= TASK ITEM =
Locate every line below that contains the word "icon" and copy it.

Data items
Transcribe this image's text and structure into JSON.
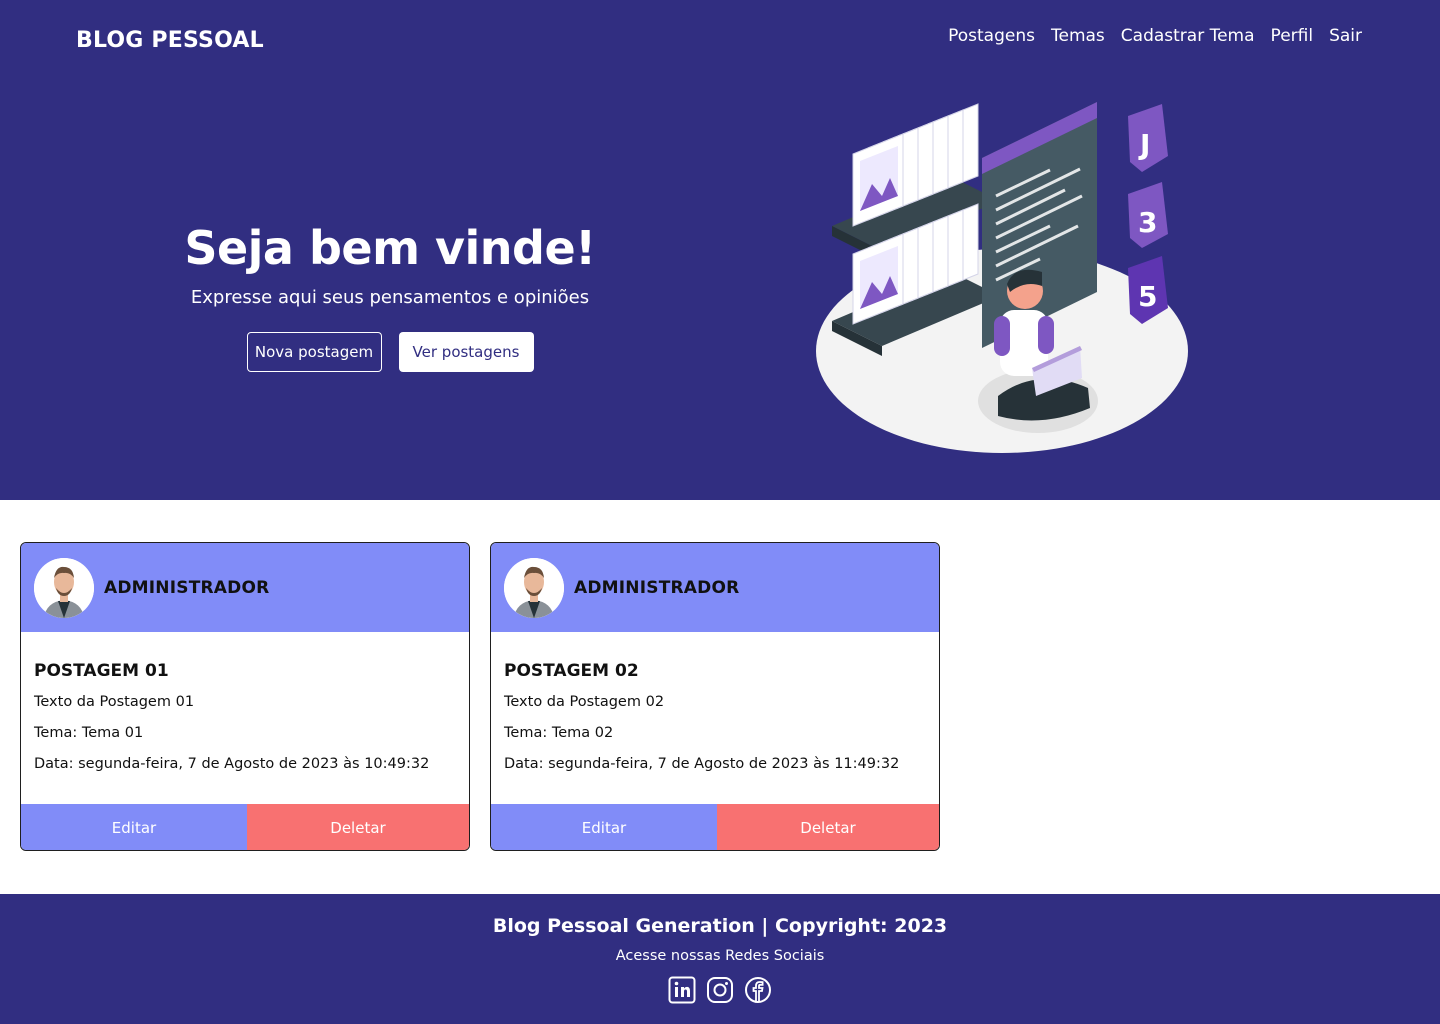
{
  "header": {
    "brand": "BLOG PESSOAL",
    "nav": [
      "Postagens",
      "Temas",
      "Cadastrar Tema",
      "Perfil",
      "Sair"
    ]
  },
  "hero": {
    "title": "Seja bem vinde!",
    "subtitle": "Expresse aqui seus pensamentos e opiniões",
    "new_post_label": "Nova postagem",
    "view_posts_label": "Ver postagens"
  },
  "posts": [
    {
      "author": "ADMINISTRADOR",
      "title": "POSTAGEM 01",
      "text": "Texto da Postagem 01",
      "theme": "Tema: Tema 01",
      "date": "Data: segunda-feira, 7 de Agosto de 2023 às 10:49:32",
      "edit_label": "Editar",
      "delete_label": "Deletar"
    },
    {
      "author": "ADMINISTRADOR",
      "title": "POSTAGEM 02",
      "text": "Texto da Postagem 02",
      "theme": "Tema: Tema 02",
      "date": "Data: segunda-feira, 7 de Agosto de 2023 às 11:49:32",
      "edit_label": "Editar",
      "delete_label": "Deletar"
    }
  ],
  "footer": {
    "title": "Blog Pessoal Generation | Copyright: 2023",
    "subtitle": "Acesse nossas Redes Sociais",
    "socials": [
      "linkedin-icon",
      "instagram-icon",
      "facebook-icon"
    ]
  },
  "colors": {
    "primary": "#312e81",
    "card_header": "#818cf8",
    "edit": "#818cf8",
    "delete": "#f87171"
  }
}
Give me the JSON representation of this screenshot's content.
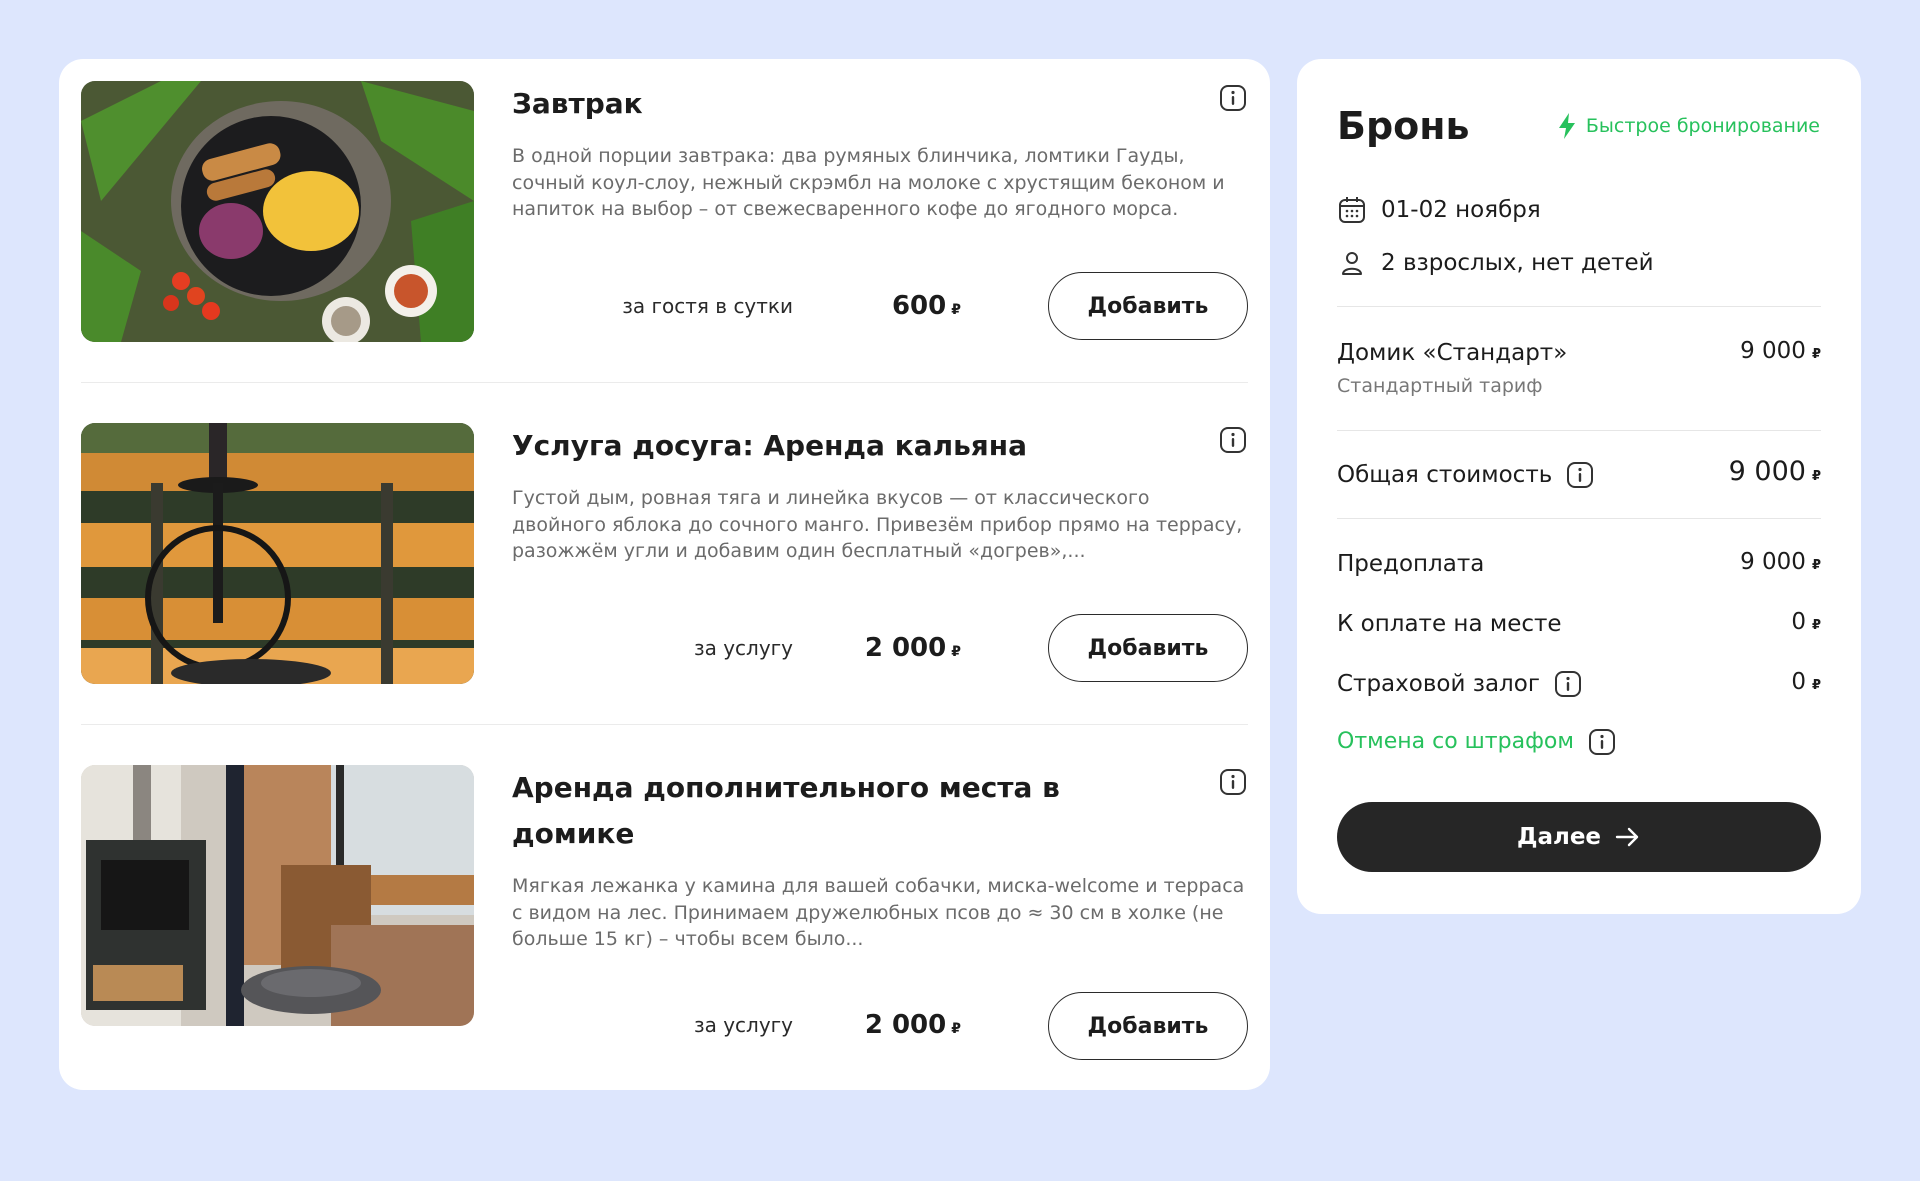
{
  "services": [
    {
      "title": "Завтрак",
      "description": "В одной порции завтрака: два румяных блинчика, ломтики Гауды, сочный коул-слоу, нежный скрэмбл на молоке с хрустящим беконом и напиток на выбор – от свежесваренного кофе до ягодного морса.",
      "unit": "за гостя в сутки",
      "price": "600",
      "currency": "₽",
      "add_label": "Добавить"
    },
    {
      "title": "Услуга досуга: Аренда кальяна",
      "description": "Густой дым, ровная тяга и линейка вкусов — от классического двойного яблока до сочного манго. Привезём прибор прямо на террасу, разожжём угли и добавим один бесплатный «догрев»,...",
      "unit": "за услугу",
      "price": "2 000",
      "currency": "₽",
      "add_label": "Добавить"
    },
    {
      "title": "Аренда дополнительного места в домике",
      "description": "Мягкая лежанка у камина для вашей собачки, миска-welcome и терраса с видом на лес. Принимаем дружелюбных псов до ≈ 30 см в холке (не больше 15 кг) – чтобы всем было...",
      "unit": "за услугу",
      "price": "2 000",
      "currency": "₽",
      "add_label": "Добавить"
    }
  ],
  "booking": {
    "title": "Бронь",
    "fast_booking": "Быстрое бронирование",
    "dates": "01-02 ноября",
    "guests": "2 взрослых, нет детей",
    "room_name": "Домик «Стандарт»",
    "room_price": "9 000",
    "tariff": "Стандартный тариф",
    "total_label": "Общая стоимость",
    "total_value": "9 000",
    "prepayment_label": "Предоплата",
    "prepayment_value": "9 000",
    "onsite_label": "К оплате на месте",
    "onsite_value": "0",
    "deposit_label": "Страховой залог",
    "deposit_value": "0",
    "cancel_label": "Отмена со штрафом",
    "currency": "₽",
    "next_label": "Далее"
  },
  "colors": {
    "background": "#dde6fd",
    "accent_green": "#27c15c",
    "dark_button": "#262626"
  }
}
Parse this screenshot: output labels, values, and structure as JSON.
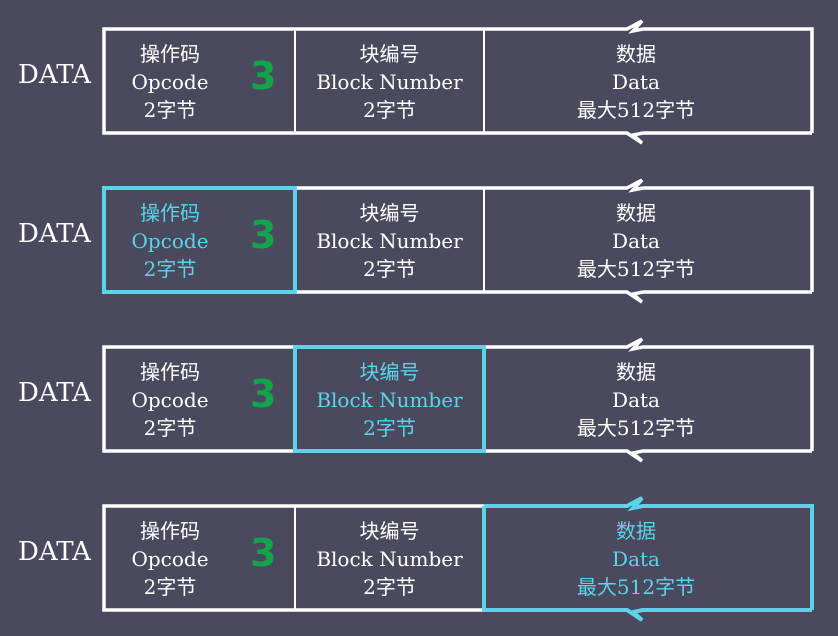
{
  "colors": {
    "background": "#4a4a5e",
    "frame": "#ffffff",
    "highlight": "#5bd3ea",
    "opcode_number": "#13a34a"
  },
  "rows": [
    {
      "label": "DATA",
      "highlight": "none",
      "opcode": {
        "name": "操作码",
        "en": "Opcode",
        "size": "2字节",
        "value": "3"
      },
      "block": {
        "name": "块编号",
        "en": "Block Number",
        "size": "2字节"
      },
      "data": {
        "name": "数据",
        "en": "Data",
        "size": "最大512字节"
      }
    },
    {
      "label": "DATA",
      "highlight": "opcode",
      "opcode": {
        "name": "操作码",
        "en": "Opcode",
        "size": "2字节",
        "value": "3"
      },
      "block": {
        "name": "块编号",
        "en": "Block Number",
        "size": "2字节"
      },
      "data": {
        "name": "数据",
        "en": "Data",
        "size": "最大512字节"
      }
    },
    {
      "label": "DATA",
      "highlight": "block",
      "opcode": {
        "name": "操作码",
        "en": "Opcode",
        "size": "2字节",
        "value": "3"
      },
      "block": {
        "name": "块编号",
        "en": "Block Number",
        "size": "2字节"
      },
      "data": {
        "name": "数据",
        "en": "Data",
        "size": "最大512字节"
      }
    },
    {
      "label": "DATA",
      "highlight": "data",
      "opcode": {
        "name": "操作码",
        "en": "Opcode",
        "size": "2字节",
        "value": "3"
      },
      "block": {
        "name": "块编号",
        "en": "Block Number",
        "size": "2字节"
      },
      "data": {
        "name": "数据",
        "en": "Data",
        "size": "最大512字节"
      }
    }
  ]
}
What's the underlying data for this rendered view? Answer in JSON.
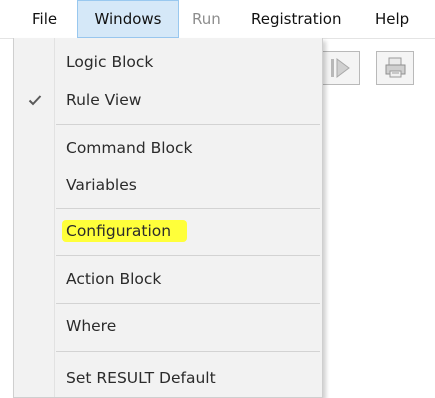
{
  "menubar": {
    "items": [
      {
        "label": "File",
        "state": "normal"
      },
      {
        "label": "Windows",
        "state": "open"
      },
      {
        "label": "Run",
        "state": "disabled"
      },
      {
        "label": "Registration",
        "state": "normal"
      },
      {
        "label": "Help",
        "state": "normal"
      }
    ]
  },
  "toolbar": {
    "buttons": [
      {
        "icon": "play-icon",
        "state": "disabled"
      },
      {
        "icon": "printer-icon",
        "state": "disabled"
      }
    ]
  },
  "windows_menu": {
    "items": [
      {
        "label": "Logic Block",
        "checked": false
      },
      {
        "label": "Rule View",
        "checked": true
      },
      {
        "label": "Command Block",
        "checked": false
      },
      {
        "label": "Variables",
        "checked": false
      },
      {
        "label": "Configuration",
        "checked": false,
        "highlighted": true
      },
      {
        "label": "Action Block",
        "checked": false
      },
      {
        "label": "Where",
        "checked": false
      },
      {
        "label": "Set RESULT Default",
        "checked": false
      }
    ],
    "highlight_color": "#ffff3a"
  },
  "colors": {
    "menu_open_bg": "#d5e8f8",
    "menu_open_border": "#99c8ef",
    "disabled_text": "#8d8d8d",
    "dropdown_bg": "#f2f2f2"
  }
}
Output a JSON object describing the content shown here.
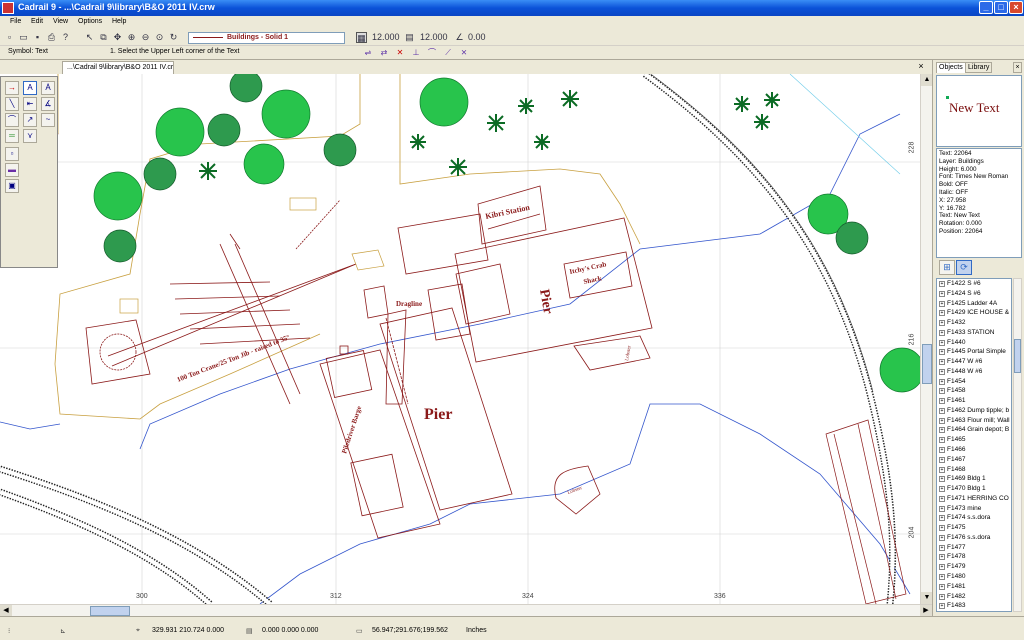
{
  "window": {
    "title": "Cadrail 9 - ...\\Cadrail 9\\library\\B&O 2011 IV.crw",
    "min_label": "_",
    "max_label": "□",
    "close_label": "×"
  },
  "menu": [
    "File",
    "Edit",
    "View",
    "Options",
    "Help"
  ],
  "toolbar": {
    "layer_combo": "Buildings - Solid 1",
    "value_a": "12.000",
    "value_b": "12.000",
    "value_c": "0.00"
  },
  "statusrow": {
    "symbol": "Symbol: Text",
    "prompt": "1. Select the Upper Left corner of the Text"
  },
  "document_tab": {
    "label": "...\\Cadrail 9\\library\\B&O 2011 IV.crw",
    "close_label": "×"
  },
  "canvas": {
    "labels": {
      "kibri": "Kibri Station",
      "itchy": "Itchy's Crab",
      "shack": "Shack",
      "pier_top": "Pier",
      "pier_bottom": "Pier",
      "dragline": "Dragline",
      "crane": "100 Ton Crane/25 Ton Jib - raised to 35°",
      "barge": "Piledriver Barge",
      "lobster1": "Lobster",
      "lobster2": "Lobster"
    },
    "ruler_x": [
      "300",
      "312",
      "324",
      "336"
    ],
    "ruler_y": [
      "228",
      "216",
      "204"
    ]
  },
  "right_panel": {
    "tabs": [
      "Objects",
      "Library"
    ],
    "preview_text": "New Text",
    "properties": [
      "Text: 22064",
      "Layer: Buildings",
      "Height: 6.000",
      "Font: Times New Roman",
      "Bold: OFF",
      "Italic: OFF",
      "X: 27.958",
      "Y: 16.782",
      "Text: New Text",
      "Rotation: 0.000",
      "Position: 22064"
    ],
    "tree_items": [
      "F1422 S #6",
      "F1424 S #6",
      "F1425 Ladder 4A",
      "F1429 ICE HOUSE &",
      "F1432",
      "F1433 STATION",
      "F1440",
      "F1445 Portal Simple",
      "F1447 W #6",
      "F1448 W #6",
      "F1454",
      "F1458",
      "F1461",
      "F1462 Dump tipple; b",
      "F1463 Flour mill; Wall",
      "F1464 Grain depot; B",
      "F1465",
      "F1466",
      "F1467",
      "F1468",
      "F1469 Bldg 1",
      "F1470 Bldg 1",
      "F1471 HERRING CO",
      "F1473 mine",
      "F1474 s.s.dora",
      "F1475",
      "F1476 s.s.dora",
      "F1477",
      "F1478",
      "F1479",
      "F1480",
      "F1481",
      "F1482",
      "F1483"
    ]
  },
  "statusbar": {
    "coords_a": "329.931  210.724  0.000",
    "coords_b": "0.000  0.000  0.000",
    "coords_c": "56.947;291.676;199.562",
    "units": "Inches"
  },
  "colors": {
    "title_bar": "#0b52d8",
    "building": "#8b1a1a",
    "tree_green": "#22c24a",
    "water": "#3355cc",
    "shore": "#c8a040",
    "grid": "#d0d0d0"
  }
}
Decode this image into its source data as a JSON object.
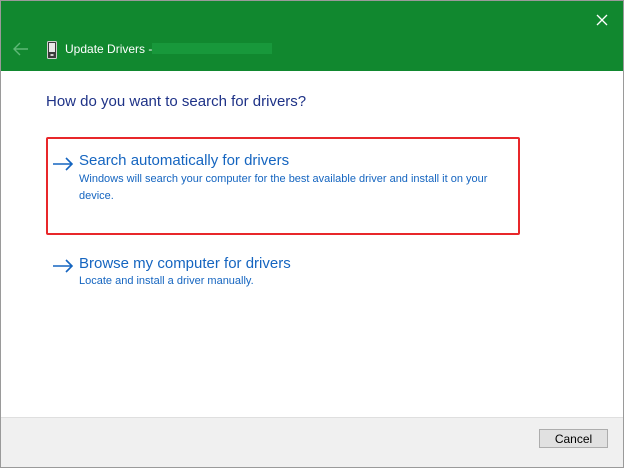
{
  "colors": {
    "titlebar": "#11882f",
    "heading": "#1e3287",
    "link": "#1565c0",
    "highlight": "#e8272a",
    "footer": "#f0f0f0"
  },
  "window": {
    "title": "Update Drivers -",
    "close_icon": "close-icon",
    "back_icon": "back-arrow-icon",
    "device_icon": "device-icon"
  },
  "main": {
    "heading": "How do you want to search for drivers?",
    "options": [
      {
        "icon": "right-arrow-icon",
        "title": "Search automatically for drivers",
        "description": "Windows will search your computer for the best available driver and install it on your device.",
        "highlighted": true
      },
      {
        "icon": "right-arrow-icon",
        "title": "Browse my computer for drivers",
        "description": "Locate and install a driver manually.",
        "highlighted": false
      }
    ]
  },
  "footer": {
    "cancel_label": "Cancel"
  }
}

= SOLUTION TO THIS PROBLEM =
      "linkedin-icon",
      "instagram-icon",
      "facebook-icon"
        "icon": "play-icon",
        "icon": "printer-icon",
    "close_icon": "close-icon",
    "back_icon": "back-arrow-icon",
    "device_icon": "device-icon"
        "icon": "right-arrow-icon",
        "icon": "right-arrow-icon",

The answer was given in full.